Jeremy Reed, owner of That Guy’s Secret in La Salle, said he thought some limitations may be coming to retail stores, such as what was confirmed Tuesday.

“It was well-forecasted,” Reed said. “I kind of expected something like this to happen with the state of coronavirus right now.”

Reed said the 25% limitation would affect small businesses but that the mitigations are better than seeing a full shutdown like the state saw earlier in the year.

Small retail stores can function within the limitations, Reed said, because of the nature of their customers and storefronts.

“Us as smaller businesses are rarely in a situation where we have 20 people in our store at one time,” Reed said. “That’s not how we operate. We are a service-based industry and we provide a much more one-on-one shopping experience.”

Going back to video gambling, Hill said the money lost from gaming may be felt wider than just his businesses. He said the impact of the revenue can be seen all over town and has been a great help to Streator’s image, with newly renovated places like Jackpots and Cozy Corner.

From March to August 2020, Streator had seen a roughly $2 million loss in revenue from video gaming, which amounted to roughly $100,000 less in revenue to the city, according to a Times article in October.

“You take it away now, and you take away $100,000 from the city of Streator,” Hill said. “Now the city has to find a way to deal without that money.
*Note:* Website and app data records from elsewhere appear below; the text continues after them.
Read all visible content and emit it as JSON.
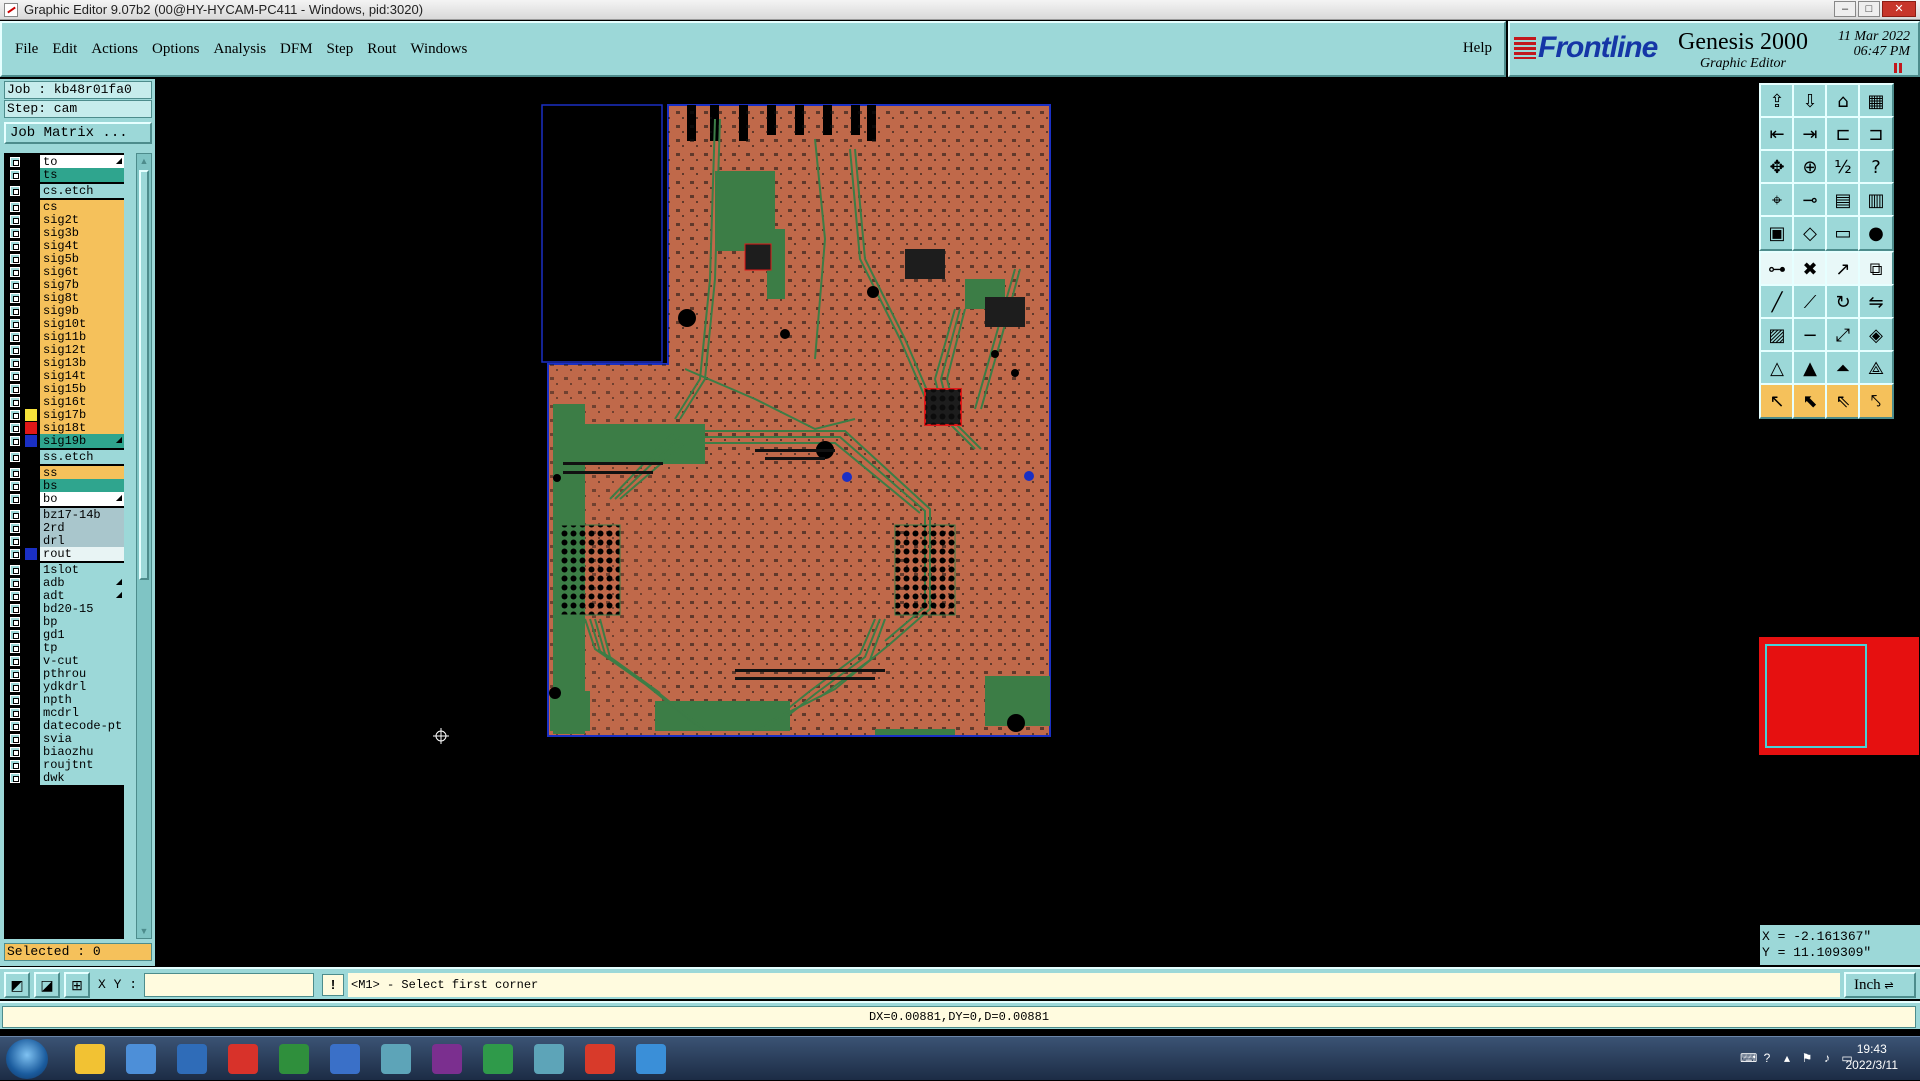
{
  "window": {
    "title": "Graphic Editor 9.07b2 (00@HY-HYCAM-PC411 - Windows, pid:3020)",
    "controls": [
      "–",
      "□",
      "✕"
    ]
  },
  "menu": [
    "File",
    "Edit",
    "Actions",
    "Options",
    "Analysis",
    "DFM",
    "Step",
    "Rout",
    "Windows"
  ],
  "help": "Help",
  "brand": {
    "logo": "Frontline",
    "product": "Genesis 2000",
    "subtitle": "Graphic Editor",
    "date": "11 Mar 2022",
    "time": "06:47 PM"
  },
  "job": {
    "job_line": "Job : kb48r01fa0",
    "step_line": "Step: cam",
    "matrix_button": "Job Matrix ..."
  },
  "layers": [
    {
      "name": "to",
      "color": "#ffffff",
      "swatch": "#000000",
      "arrow": true
    },
    {
      "name": "ts",
      "color": "#2fa58e",
      "swatch": "#000000"
    },
    {
      "name": "cs.etch",
      "color": "#9cd8d8",
      "swatch": "#000000",
      "header": true
    },
    {
      "name": "cs",
      "color": "#f5c15b",
      "swatch": "#000000"
    },
    {
      "name": "sig2t",
      "color": "#f5c15b",
      "swatch": "#000000"
    },
    {
      "name": "sig3b",
      "color": "#f5c15b",
      "swatch": "#000000"
    },
    {
      "name": "sig4t",
      "color": "#f5c15b",
      "swatch": "#000000"
    },
    {
      "name": "sig5b",
      "color": "#f5c15b",
      "swatch": "#000000"
    },
    {
      "name": "sig6t",
      "color": "#f5c15b",
      "swatch": "#000000"
    },
    {
      "name": "sig7b",
      "color": "#f5c15b",
      "swatch": "#000000"
    },
    {
      "name": "sig8t",
      "color": "#f5c15b",
      "swatch": "#000000"
    },
    {
      "name": "sig9b",
      "color": "#f5c15b",
      "swatch": "#000000"
    },
    {
      "name": "sig10t",
      "color": "#f5c15b",
      "swatch": "#000000"
    },
    {
      "name": "sig11b",
      "color": "#f5c15b",
      "swatch": "#000000"
    },
    {
      "name": "sig12t",
      "color": "#f5c15b",
      "swatch": "#000000"
    },
    {
      "name": "sig13b",
      "color": "#f5c15b",
      "swatch": "#000000"
    },
    {
      "name": "sig14t",
      "color": "#f5c15b",
      "swatch": "#000000"
    },
    {
      "name": "sig15b",
      "color": "#f5c15b",
      "swatch": "#000000"
    },
    {
      "name": "sig16t",
      "color": "#f5c15b",
      "swatch": "#000000"
    },
    {
      "name": "sig17b",
      "color": "#f5c15b",
      "swatch": "#f6e23b"
    },
    {
      "name": "sig18t",
      "color": "#f5c15b",
      "swatch": "#e01818"
    },
    {
      "name": "sig19b",
      "color": "#2fa58e",
      "swatch": "#1a2fc4",
      "arrow": true
    },
    {
      "name": "ss.etch",
      "color": "#9cd8d8",
      "swatch": "#000000",
      "header": true
    },
    {
      "name": "ss",
      "color": "#f5c15b",
      "swatch": "#000000"
    },
    {
      "name": "bs",
      "color": "#2fa58e",
      "swatch": "#000000"
    },
    {
      "name": "bo",
      "color": "#ffffff",
      "swatch": "#000000",
      "arrow": true
    },
    {
      "name": "bz17-14b",
      "color": "#a9c6cc",
      "swatch": "#000000",
      "gap": true
    },
    {
      "name": "2rd",
      "color": "#a9c6cc",
      "swatch": "#000000"
    },
    {
      "name": "drl",
      "color": "#a9c6cc",
      "swatch": "#000000"
    },
    {
      "name": "rout",
      "color": "#e8f4f4",
      "swatch": "#1a2fc4"
    },
    {
      "name": "1slot",
      "color": "#9cd8d8",
      "swatch": "#000000",
      "gap": true
    },
    {
      "name": "adb",
      "color": "#9cd8d8",
      "swatch": "#000000",
      "arrow": true
    },
    {
      "name": "adt",
      "color": "#9cd8d8",
      "swatch": "#000000",
      "arrow": true
    },
    {
      "name": "bd20-15",
      "color": "#9cd8d8",
      "swatch": "#000000"
    },
    {
      "name": "bp",
      "color": "#9cd8d8",
      "swatch": "#000000"
    },
    {
      "name": "gd1",
      "color": "#9cd8d8",
      "swatch": "#000000"
    },
    {
      "name": "tp",
      "color": "#9cd8d8",
      "swatch": "#000000"
    },
    {
      "name": "v-cut",
      "color": "#9cd8d8",
      "swatch": "#000000"
    },
    {
      "name": "pthrou",
      "color": "#9cd8d8",
      "swatch": "#000000"
    },
    {
      "name": "ydkdrl",
      "color": "#9cd8d8",
      "swatch": "#000000"
    },
    {
      "name": "npth",
      "color": "#9cd8d8",
      "swatch": "#000000"
    },
    {
      "name": "mcdrl",
      "color": "#9cd8d8",
      "swatch": "#000000"
    },
    {
      "name": "datecode-pt",
      "color": "#9cd8d8",
      "swatch": "#000000"
    },
    {
      "name": "svia",
      "color": "#9cd8d8",
      "swatch": "#000000"
    },
    {
      "name": "biaozhu",
      "color": "#9cd8d8",
      "swatch": "#000000"
    },
    {
      "name": "roujtnt",
      "color": "#9cd8d8",
      "swatch": "#000000"
    },
    {
      "name": "dwk",
      "color": "#9cd8d8",
      "swatch": "#000000"
    }
  ],
  "selected": "Selected : 0",
  "toolbar_icons": [
    "open-job-icon",
    "save-icon",
    "home-icon",
    "window-layout-icon",
    "import-icon",
    "export-icon",
    "snap-icon",
    "split-icon",
    "fit-icon",
    "zoom-center-icon",
    "scale-1-2-icon",
    "help-icon",
    "measure-icon",
    "probe-icon",
    "layer-select-icon",
    "layer-compare-icon",
    "pad-icon",
    "shape-icon",
    "ruler-icon",
    "dot-icon",
    "connect-icon",
    "delete-feature-icon",
    "move-icon",
    "copy-icon",
    "line-icon",
    "arc-line-icon",
    "rotate-icon",
    "mirror-icon",
    "fill-icon",
    "minus-icon",
    "resize-icon",
    "surface-icon",
    "triangle-icon",
    "triangle-alt-icon",
    "triangle-cut-icon",
    "triangle-cut-alt-icon",
    "pointer-icon",
    "select-icon",
    "select-alt-icon",
    "route-icon"
  ],
  "coords": {
    "x": "X = -2.161367\"",
    "y": "Y = 11.109309\""
  },
  "command": {
    "xy_label": "X Y :",
    "xy_value": "",
    "message_icon": "!",
    "message": "<M1> - Select first corner",
    "unit": "Inch"
  },
  "status": "DX=0.00881,DY=0,D=0.00881",
  "tray": {
    "time": "19:43",
    "date": "2022/3/11"
  },
  "taskbar_apps": [
    "start-button",
    "shell-icon",
    "notepad-icon",
    "save-disk-icon",
    "graphics-g-icon",
    "publisher-icon",
    "word-icon",
    "genesis-eye-icon",
    "genesis-x-icon",
    "excel-icon",
    "genesis-eye2-icon",
    "pdf-icon",
    "remote-icon"
  ],
  "colors": {
    "panel": "#9cd8d8",
    "board": "#c0694a",
    "copper_green": "#3c7d46",
    "outline": "#1a2fc4",
    "highlight": "#f5c15b"
  }
}
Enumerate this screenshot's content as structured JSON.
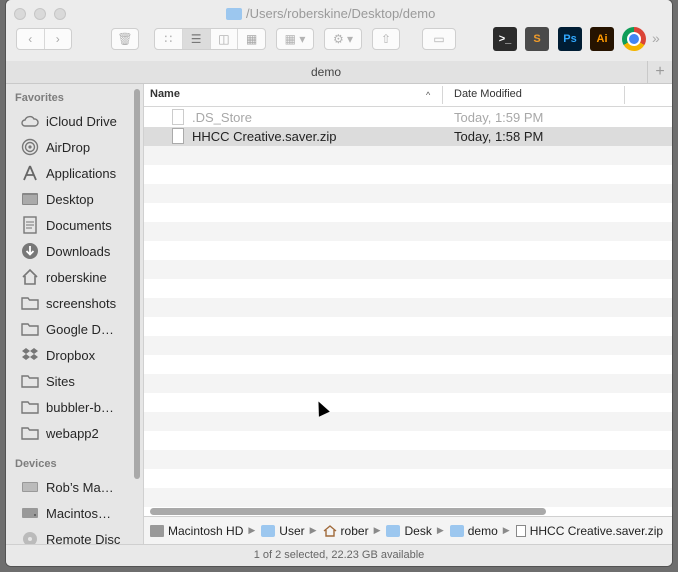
{
  "window": {
    "title": "/Users/roberskine/Desktop/demo"
  },
  "toolbar": {
    "apps": [
      {
        "name": "terminal",
        "label": ">_"
      },
      {
        "name": "sublime-text",
        "label": "S"
      },
      {
        "name": "photoshop",
        "label": "Ps"
      },
      {
        "name": "illustrator",
        "label": "Ai"
      },
      {
        "name": "chrome",
        "label": ""
      }
    ],
    "overflow": "»"
  },
  "tab": {
    "label": "demo",
    "add": "+"
  },
  "sidebar": {
    "favorites_header": "Favorites",
    "favorites": [
      {
        "label": "iCloud Drive",
        "icon": "cloud-icon"
      },
      {
        "label": "AirDrop",
        "icon": "airdrop-icon"
      },
      {
        "label": "Applications",
        "icon": "applications-icon"
      },
      {
        "label": "Desktop",
        "icon": "desktop-icon"
      },
      {
        "label": "Documents",
        "icon": "documents-icon"
      },
      {
        "label": "Downloads",
        "icon": "downloads-icon"
      },
      {
        "label": "roberskine",
        "icon": "home-icon"
      },
      {
        "label": "screenshots",
        "icon": "folder-icon"
      },
      {
        "label": "Google D…",
        "icon": "folder-icon"
      },
      {
        "label": "Dropbox",
        "icon": "dropbox-icon"
      },
      {
        "label": "Sites",
        "icon": "folder-icon"
      },
      {
        "label": "bubbler-b…",
        "icon": "folder-icon"
      },
      {
        "label": "webapp2",
        "icon": "folder-icon"
      }
    ],
    "devices_header": "Devices",
    "devices": [
      {
        "label": "Rob’s Ma…",
        "icon": "computer-icon"
      },
      {
        "label": "Macintos…",
        "icon": "disk-icon"
      },
      {
        "label": "Remote Disc",
        "icon": "disc-icon"
      }
    ]
  },
  "list": {
    "col_name": "Name",
    "col_date": "Date Modified",
    "sort_indicator": "^",
    "files": [
      {
        "name": ".DS_Store",
        "date": "Today, 1:59 PM",
        "hidden": true,
        "selected": false
      },
      {
        "name": "HHCC Creative.saver.zip",
        "date": "Today, 1:58 PM",
        "hidden": false,
        "selected": true
      }
    ]
  },
  "pathbar": {
    "crumbs": [
      "Macintosh HD",
      "User",
      "rober",
      "Desk",
      "demo",
      "HHCC Creative.saver.zip"
    ]
  },
  "status": {
    "text": "1 of 2 selected, 22.23 GB available"
  },
  "colors": {
    "folder_blue": "#9cc7ef",
    "selection": "#dcdcdc"
  }
}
The governor told cities they need to follow the rules and now we can all guess what happened.”